According to Elections Canada statistics, while visible minorities remain underrepresented among electoral candidates, minorities have expanded their presence among the ranks of candidates and MPs in recent elections.
In the 2011 federal election, 28 visible minority MPs were elected (9.1 per cent of all MPs) up from 2008, when 21 visible minority MPs were elected (6.8 per cent of all MPs).
A study published in 2006 by Elections Canada revealed that the South Asian community has made the transition from being under-represented to achieving proportional representation in the House of Commons in less than 15 years.
Members of the community hold 3.3 per cent of the seats in the House of Commons while the community comprises 3.1 per cent of Canada’s population. In contrast, Chinese Canadians hold only 1.6 per cent of the seats in the House of Commons but comprise 3.7 per cent of the general population.
“There has been a massive change over the last two decades, a positive change,” says Rattan Mall, editor of Voice. “South Asian politicians are becoming highly qualified professionals, meaning that people take them seriously. They’re no longer upstarts and they know what they’re doing.”
According to Mall, there are currently 12 South Asian candidates in B.C. running in this federal election – four for the NDP, three for the Conservative party and five for the Liberal Party.
“South Asians participate in politics, in their home country and in Canada,” says Mall.
In the South Asian community in Canada, the electoral process is diverse in terms of votes. The community is divided based on origin and religion.

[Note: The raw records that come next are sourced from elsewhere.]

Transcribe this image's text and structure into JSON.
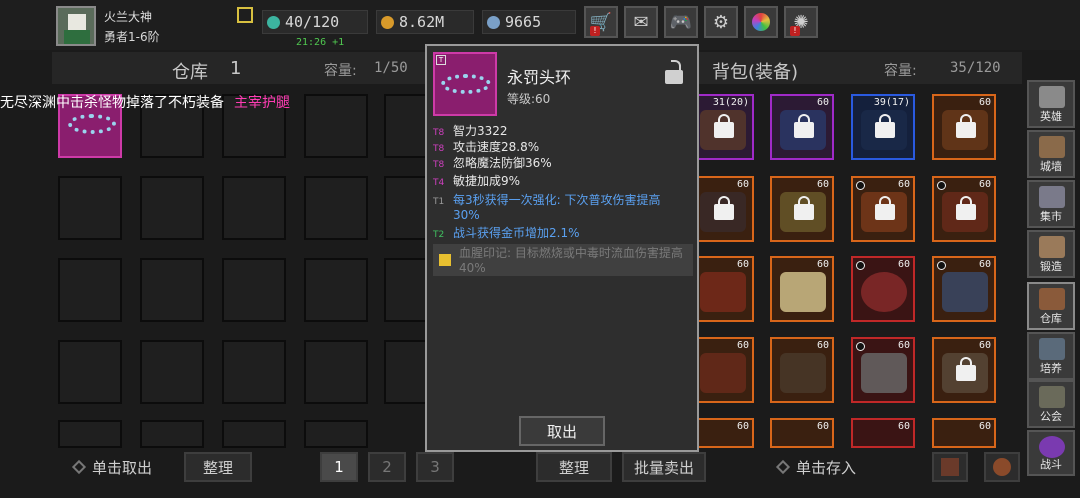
{
  "player": {
    "name": "火兰大神",
    "rank": "勇者1-6阶",
    "energy": "40/120",
    "gold": "8.62M",
    "gems": "9665",
    "timer": "21:26 +1"
  },
  "storage": {
    "title": "仓库",
    "page_num": "1",
    "capacity_label": "容量:",
    "capacity_value": "1/50"
  },
  "backpack": {
    "title": "背包(装备)",
    "capacity_label": "容量:",
    "capacity_value": "35/120",
    "levels": [
      "31(20)",
      "60",
      "39(17)",
      "60",
      "60",
      "60",
      "60",
      "60",
      "60",
      "60",
      "60",
      "60",
      "60",
      "60",
      "60",
      "60",
      "60",
      "60",
      "60",
      "60"
    ]
  },
  "broadcast": {
    "text": "无尽深渊中击杀怪物掉落了不朽装备",
    "highlight": "主宰护腿"
  },
  "tooltip": {
    "item_name": "永罚头环",
    "level": "等级:60",
    "stats": [
      {
        "tier": "T8",
        "text": "智力3322"
      },
      {
        "tier": "T8",
        "text": "攻击速度28.8%"
      },
      {
        "tier": "T8",
        "text": "忽略魔法防御36%"
      },
      {
        "tier": "T4",
        "text": "敏捷加成9%"
      },
      {
        "tier": "T1",
        "text": "每3秒获得一次强化: 下次普攻伤害提高30%"
      },
      {
        "tier": "T2",
        "text": "战斗获得金币增加2.1%"
      }
    ],
    "set_text": "血腥印记: 目标燃烧或中毒时流血伤害提高40%",
    "cancel": "取出"
  },
  "bottom": {
    "take_out": "单击取出",
    "sort_left": "整理",
    "pages": [
      "1",
      "2",
      "3"
    ],
    "sort_right": "整理",
    "bulk_sell": "批量卖出",
    "store": "单击存入"
  },
  "sidebar": [
    "英雄",
    "城墙",
    "集市",
    "锻造",
    "仓库",
    "培养",
    "公会",
    "战斗"
  ]
}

Some South Asians vote for politicians of South Asian descent because they feel comfortable discussing issues such as immigration with a politician of the same background, but not all of them vote for South Asian politicians.
“The people really look at the candidate’s qualifications,” says Mall.
Mall notes that while in the past the South Asian community tended to favour particular parties at the federal and provincial levels, those leanings are no longer so clear-cut.
“It used to be that the Liberals are their federal party and the NDP their provincial party in BC. But over time, that has changed. Now, no party can take the South Asian community for granted,” says Mall.
Chinese Canadian candidates
In this upcoming election, Jenny Kwan (NDP), Olivia Chow (NDP) and Alice Wong (Conservative) are the major candidates of Chinese descent running at the federal level.
“All three are very strong with support from the middle class, working class as well as the Chinese community,” says Guo Ding, producer of Omni TV.
Ding suggests that the level of political engagement in the community as a whole may be lower than among other visible minorities.
“Also, the voting rate in the community is low compared to other ethnic groups,” he says.
Ding explains that Chinese people focus more on family life and are not interested in politics, but this is changing.
“Compared with their economic status in Canada, their political position does not match. Chinese people understand that their voices need to be heard and that they need to participate and contribute,” he says.
In the community, the support for the contending parties varies.
“The older generation tends to vote for the Conservatives, and the younger generation – the students, vote for the Green Party or the NDP,” Ding says.
Many Chinese Canadians are in favour of the Conservative Party because of the party’s family and traditional values, drug policy and law enforcement, says Ding.
The Liberals also get support for their history of immigration policies. Fewer Chinese Canadians vote for the NDP with an exception of the second or third generation.
“Mainstream Chinese Canadians think that the NDP is not strong on economy, but they support the NDP’s stance on human rights and environment policies,” Ding explains.
According to the 2006 census, only seven Aboriginal MPs represent the almost 1.2 million Aboriginals in Canada. These seven MPs occupy 2.3 per cent of the seats in the House of Commons, while Aboriginals represent 3.8 per cent of the population.
They follow in the footsteps of Frank Arthur Calder. Born in Nass Harbour, B.C., Calder was the first Status Indian to be elected to a legislative assembly in Canada and was also a champion for Aboriginal rights.
A story of the Nisga’a people tells that Calder was destined to move a mountain.
When Calder was a small child, Chief Nagwa’un declared that he would learn the ways of the non-Aboriginal people and be able to move the mountain – an obstacle representing the issue of land claims.
His court case “Calder vs. Attorney General of British Columbia” established that Aboriginal title exists in Canada and was the basis for the Nisga’a Treaty.
He was named Chief of Chiefs, an unprecedented tribute by all four Nisga’a clans. He had moved a mountain that was immovable for decades.
Perry Bellegarde, the chief of Assembly of First Nations (AFN), encourages First Nations to vote.
“Our people that don’t vote are not helping to get these people that make decisions elected,” he said to CBC News on Sept. 2.
He further explained that if First Nations do not vote, the running candidates will not be concerned about their issues.